whose Portrait, by Sir Peter Lely, yet remains with her
descendant. This portrait is distinguished by the long
dark eyes, which that artist preferred and made fashion-
The qualities of both parents live, and are conspic-
uous in some of their descendants. A highly respect-
able individual of these, whose superiority of mind may
possibly disdain such recollections, was, in his minority,
so transcendantly handsome, that upon a Tour through
the Southern States, he was generally designated " The
Eastern Angel." As he now is, the Genius of Canova
might design that form as a model for the sublime
statue of melancholy, since his fortunes have fallen
like those of his race — a voluntary sacrifice to the best

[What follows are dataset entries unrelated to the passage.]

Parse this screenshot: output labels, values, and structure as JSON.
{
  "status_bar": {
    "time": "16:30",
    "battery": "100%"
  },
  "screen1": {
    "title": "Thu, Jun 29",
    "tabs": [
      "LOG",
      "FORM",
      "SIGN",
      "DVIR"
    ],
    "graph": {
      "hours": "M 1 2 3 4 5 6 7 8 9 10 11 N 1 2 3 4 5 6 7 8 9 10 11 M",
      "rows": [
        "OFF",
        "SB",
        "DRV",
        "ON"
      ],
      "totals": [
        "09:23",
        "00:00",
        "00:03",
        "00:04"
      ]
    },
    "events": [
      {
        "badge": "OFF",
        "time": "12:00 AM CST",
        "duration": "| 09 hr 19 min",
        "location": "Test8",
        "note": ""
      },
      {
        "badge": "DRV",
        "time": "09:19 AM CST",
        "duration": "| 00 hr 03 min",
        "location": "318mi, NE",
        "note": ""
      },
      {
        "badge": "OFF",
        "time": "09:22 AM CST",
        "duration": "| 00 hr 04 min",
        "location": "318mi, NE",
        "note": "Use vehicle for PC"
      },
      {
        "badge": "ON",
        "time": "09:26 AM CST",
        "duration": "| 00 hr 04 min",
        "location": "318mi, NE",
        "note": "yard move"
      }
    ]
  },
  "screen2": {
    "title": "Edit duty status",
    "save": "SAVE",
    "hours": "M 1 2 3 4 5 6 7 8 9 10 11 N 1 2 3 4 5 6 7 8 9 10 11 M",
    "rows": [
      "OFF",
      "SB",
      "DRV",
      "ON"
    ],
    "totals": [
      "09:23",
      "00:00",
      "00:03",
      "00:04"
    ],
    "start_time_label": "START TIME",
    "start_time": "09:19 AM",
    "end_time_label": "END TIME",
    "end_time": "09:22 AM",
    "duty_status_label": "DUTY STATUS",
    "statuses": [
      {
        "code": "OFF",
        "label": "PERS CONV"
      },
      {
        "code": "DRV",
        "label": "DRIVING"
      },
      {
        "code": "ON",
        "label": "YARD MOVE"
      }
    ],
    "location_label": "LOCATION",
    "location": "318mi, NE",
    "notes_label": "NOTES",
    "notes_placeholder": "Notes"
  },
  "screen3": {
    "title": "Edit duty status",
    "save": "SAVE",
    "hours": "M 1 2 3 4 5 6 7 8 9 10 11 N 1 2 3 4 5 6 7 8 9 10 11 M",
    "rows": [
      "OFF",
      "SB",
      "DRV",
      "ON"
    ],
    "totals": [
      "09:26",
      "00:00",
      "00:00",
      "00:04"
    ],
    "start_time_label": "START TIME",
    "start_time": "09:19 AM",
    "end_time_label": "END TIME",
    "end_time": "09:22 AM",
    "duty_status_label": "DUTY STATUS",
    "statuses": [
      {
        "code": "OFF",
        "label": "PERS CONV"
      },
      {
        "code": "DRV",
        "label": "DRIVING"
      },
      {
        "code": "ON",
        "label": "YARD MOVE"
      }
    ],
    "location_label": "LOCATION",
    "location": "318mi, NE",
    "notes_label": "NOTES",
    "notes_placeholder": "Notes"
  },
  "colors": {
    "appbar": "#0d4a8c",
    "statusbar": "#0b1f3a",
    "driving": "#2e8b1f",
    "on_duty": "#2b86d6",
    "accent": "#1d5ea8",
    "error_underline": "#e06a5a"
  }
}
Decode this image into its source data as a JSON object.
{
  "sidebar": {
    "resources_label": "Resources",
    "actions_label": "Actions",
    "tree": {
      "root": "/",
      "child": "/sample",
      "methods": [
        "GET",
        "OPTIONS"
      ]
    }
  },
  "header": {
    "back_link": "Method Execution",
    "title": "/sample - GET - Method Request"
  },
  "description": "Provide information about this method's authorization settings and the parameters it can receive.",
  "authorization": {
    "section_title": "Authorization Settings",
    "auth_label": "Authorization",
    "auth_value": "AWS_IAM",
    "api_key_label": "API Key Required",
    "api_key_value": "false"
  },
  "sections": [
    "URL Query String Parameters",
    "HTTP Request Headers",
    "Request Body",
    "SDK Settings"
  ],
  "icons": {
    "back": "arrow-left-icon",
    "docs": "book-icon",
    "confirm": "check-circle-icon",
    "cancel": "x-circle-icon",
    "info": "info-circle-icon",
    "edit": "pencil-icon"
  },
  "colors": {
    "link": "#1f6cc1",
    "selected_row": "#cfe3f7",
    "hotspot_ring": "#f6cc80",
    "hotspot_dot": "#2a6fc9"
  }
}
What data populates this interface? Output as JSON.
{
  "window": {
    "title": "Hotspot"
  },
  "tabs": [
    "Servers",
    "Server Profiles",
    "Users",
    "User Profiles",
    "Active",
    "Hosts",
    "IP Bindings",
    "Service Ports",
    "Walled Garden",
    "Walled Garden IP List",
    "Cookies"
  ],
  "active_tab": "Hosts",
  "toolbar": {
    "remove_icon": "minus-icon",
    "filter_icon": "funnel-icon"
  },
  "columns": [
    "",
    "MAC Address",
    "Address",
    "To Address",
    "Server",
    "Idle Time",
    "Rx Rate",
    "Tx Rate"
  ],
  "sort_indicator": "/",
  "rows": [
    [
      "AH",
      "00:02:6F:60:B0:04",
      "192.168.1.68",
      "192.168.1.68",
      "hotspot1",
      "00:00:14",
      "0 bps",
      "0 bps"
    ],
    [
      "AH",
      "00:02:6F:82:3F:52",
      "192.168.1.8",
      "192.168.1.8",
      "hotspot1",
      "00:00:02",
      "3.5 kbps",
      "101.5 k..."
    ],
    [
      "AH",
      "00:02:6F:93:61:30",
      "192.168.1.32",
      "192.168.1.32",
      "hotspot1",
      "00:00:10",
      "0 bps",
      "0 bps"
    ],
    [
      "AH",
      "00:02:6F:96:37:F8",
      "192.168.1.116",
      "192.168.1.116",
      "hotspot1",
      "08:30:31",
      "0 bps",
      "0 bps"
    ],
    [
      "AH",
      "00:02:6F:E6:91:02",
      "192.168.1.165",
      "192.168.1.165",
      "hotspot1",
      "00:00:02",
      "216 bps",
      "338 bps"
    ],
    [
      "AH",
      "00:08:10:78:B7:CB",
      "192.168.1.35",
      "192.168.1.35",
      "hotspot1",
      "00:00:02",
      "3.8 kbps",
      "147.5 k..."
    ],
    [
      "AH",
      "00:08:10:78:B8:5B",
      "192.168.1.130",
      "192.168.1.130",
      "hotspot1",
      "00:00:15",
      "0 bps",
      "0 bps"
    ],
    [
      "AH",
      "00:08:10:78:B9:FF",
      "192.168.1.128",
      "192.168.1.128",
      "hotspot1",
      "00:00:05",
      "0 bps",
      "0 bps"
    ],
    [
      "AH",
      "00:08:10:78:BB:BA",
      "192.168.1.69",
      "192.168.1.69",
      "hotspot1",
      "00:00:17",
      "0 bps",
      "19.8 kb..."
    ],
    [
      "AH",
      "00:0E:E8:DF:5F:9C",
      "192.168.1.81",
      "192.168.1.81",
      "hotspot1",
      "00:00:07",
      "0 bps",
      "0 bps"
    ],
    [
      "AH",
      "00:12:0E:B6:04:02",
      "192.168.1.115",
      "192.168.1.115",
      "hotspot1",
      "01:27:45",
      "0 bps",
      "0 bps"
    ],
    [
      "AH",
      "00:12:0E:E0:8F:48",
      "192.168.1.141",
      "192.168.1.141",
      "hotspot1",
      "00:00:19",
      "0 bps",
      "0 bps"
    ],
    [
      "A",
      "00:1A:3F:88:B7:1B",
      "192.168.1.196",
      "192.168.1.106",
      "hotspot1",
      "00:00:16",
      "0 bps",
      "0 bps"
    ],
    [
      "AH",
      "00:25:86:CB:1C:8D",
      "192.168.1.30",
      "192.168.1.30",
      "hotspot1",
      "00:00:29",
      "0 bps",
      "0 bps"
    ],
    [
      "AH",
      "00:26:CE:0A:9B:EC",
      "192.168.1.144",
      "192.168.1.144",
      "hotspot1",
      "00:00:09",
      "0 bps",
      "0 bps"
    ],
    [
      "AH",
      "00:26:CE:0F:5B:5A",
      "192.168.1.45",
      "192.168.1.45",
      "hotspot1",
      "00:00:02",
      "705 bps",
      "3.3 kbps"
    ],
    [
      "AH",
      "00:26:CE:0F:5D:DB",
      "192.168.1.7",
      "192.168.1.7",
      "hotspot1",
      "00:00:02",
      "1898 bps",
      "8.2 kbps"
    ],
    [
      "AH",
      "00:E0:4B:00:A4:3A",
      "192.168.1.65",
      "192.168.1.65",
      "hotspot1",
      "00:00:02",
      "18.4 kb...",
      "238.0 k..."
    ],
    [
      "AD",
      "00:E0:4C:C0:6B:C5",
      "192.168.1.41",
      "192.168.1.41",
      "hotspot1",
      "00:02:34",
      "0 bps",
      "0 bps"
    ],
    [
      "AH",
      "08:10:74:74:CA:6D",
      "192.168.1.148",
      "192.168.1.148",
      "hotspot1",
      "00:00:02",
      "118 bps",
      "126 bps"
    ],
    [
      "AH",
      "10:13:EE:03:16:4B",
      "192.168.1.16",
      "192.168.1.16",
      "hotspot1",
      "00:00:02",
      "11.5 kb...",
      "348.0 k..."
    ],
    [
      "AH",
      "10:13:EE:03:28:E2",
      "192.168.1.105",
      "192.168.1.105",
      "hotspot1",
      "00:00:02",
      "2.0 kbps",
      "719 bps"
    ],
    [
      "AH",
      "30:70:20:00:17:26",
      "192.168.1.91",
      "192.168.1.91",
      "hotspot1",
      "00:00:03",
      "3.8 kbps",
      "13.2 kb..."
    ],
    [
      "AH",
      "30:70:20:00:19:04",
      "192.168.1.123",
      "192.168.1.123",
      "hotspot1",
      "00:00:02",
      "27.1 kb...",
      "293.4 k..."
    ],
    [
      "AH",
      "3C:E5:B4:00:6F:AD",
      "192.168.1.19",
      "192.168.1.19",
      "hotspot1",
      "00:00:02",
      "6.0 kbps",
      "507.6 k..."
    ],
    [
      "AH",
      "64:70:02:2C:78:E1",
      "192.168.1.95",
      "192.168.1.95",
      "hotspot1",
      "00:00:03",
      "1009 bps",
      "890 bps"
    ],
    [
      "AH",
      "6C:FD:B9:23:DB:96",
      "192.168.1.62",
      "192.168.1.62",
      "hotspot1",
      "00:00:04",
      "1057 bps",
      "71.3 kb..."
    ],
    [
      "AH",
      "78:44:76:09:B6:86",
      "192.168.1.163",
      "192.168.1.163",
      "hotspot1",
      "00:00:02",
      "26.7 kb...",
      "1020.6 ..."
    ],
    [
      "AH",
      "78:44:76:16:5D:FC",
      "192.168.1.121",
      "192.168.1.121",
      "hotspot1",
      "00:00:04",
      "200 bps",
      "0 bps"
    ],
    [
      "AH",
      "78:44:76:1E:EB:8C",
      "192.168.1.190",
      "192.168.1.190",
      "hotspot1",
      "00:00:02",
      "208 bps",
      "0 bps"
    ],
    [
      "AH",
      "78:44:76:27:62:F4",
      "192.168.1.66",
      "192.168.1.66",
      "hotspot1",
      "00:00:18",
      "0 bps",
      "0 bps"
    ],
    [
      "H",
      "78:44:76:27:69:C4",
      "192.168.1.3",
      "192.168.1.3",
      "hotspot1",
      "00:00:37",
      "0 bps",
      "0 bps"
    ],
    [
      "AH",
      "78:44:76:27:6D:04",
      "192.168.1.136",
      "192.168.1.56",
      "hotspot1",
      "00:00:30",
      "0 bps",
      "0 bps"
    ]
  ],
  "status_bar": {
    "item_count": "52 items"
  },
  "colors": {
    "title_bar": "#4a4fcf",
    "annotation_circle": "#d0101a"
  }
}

sentiments, and the noblest feelings of humanity, while
domestic bereavements coming yet nearer to his gracious
heart have left it the prey of sorrow.
Charles Bulfinch, Esq. of Washington, at this
time (1823,) the National Architect, is one more evidence
of the inestimable happmess of a good descent.
The present Stone Chapel (corner of School and
Tremont Streets) — >originally the King's Chapel —
founded by Royalty, was finished by the generosity of
individuals. Charles Apthorp, Esq. the son of John, gave
5 cool, sterling, a very large sum for the Provinces at that
period, about the middle of the eighteenth century.
His Marble Monument with a very fine Latin Inscrip-
tion, by his Son, still remains in the Chapel, which
Monument covers the Tomb of the truly noble-minded
race of Apthorp.
How erst the shield, whose crested pride.
The Crest, if not the whole Armorial Bearing, is
thought or said to have been conferred upon the Battle
Field by Richard.
The shield of the Apthorp arms, which bearing a
mullet or spur, in heraldry, with truly Welsh prepos-
session, the family were fondly, perhaps foolishly, wont
to trace back to the Crusades.
Belleview was undoubtedly the Apthorp homestead
at Quincy where Mrs. Morton passed her youth.
In the Rev. Mr. Holmes, Quincy antiquarians will
readily recognize the Rev. Dr. Greenleaf, whose religious
and philosophical teachings undoubtedly had great in-
fluence on the author who was to come so near being
\The above notes are compiled principally from
"My Mind AND Its Thoughts." — a book referred
to in the Introduction^